• Exercise brief: Below are records; report the number of lines among them that include the word "title", and nothing further.

Element data from apps and pages:

»»

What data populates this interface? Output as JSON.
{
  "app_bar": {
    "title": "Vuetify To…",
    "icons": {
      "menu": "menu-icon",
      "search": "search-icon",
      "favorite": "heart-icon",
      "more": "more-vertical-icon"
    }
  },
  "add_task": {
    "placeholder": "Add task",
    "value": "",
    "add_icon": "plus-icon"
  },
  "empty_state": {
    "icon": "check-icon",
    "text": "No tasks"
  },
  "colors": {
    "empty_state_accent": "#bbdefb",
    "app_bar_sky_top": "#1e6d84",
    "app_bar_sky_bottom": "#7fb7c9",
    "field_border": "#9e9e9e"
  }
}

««
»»

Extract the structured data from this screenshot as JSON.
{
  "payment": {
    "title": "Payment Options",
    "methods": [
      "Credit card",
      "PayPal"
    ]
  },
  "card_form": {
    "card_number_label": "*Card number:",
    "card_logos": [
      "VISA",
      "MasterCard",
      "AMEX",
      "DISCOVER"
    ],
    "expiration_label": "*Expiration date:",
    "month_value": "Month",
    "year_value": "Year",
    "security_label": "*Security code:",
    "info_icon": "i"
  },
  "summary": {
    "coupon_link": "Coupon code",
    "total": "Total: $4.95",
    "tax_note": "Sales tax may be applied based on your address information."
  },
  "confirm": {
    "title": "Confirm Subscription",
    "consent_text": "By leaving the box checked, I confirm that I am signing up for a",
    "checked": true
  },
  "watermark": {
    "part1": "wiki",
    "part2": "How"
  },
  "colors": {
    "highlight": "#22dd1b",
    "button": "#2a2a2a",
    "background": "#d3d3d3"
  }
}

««

• Solution for this exercise: 3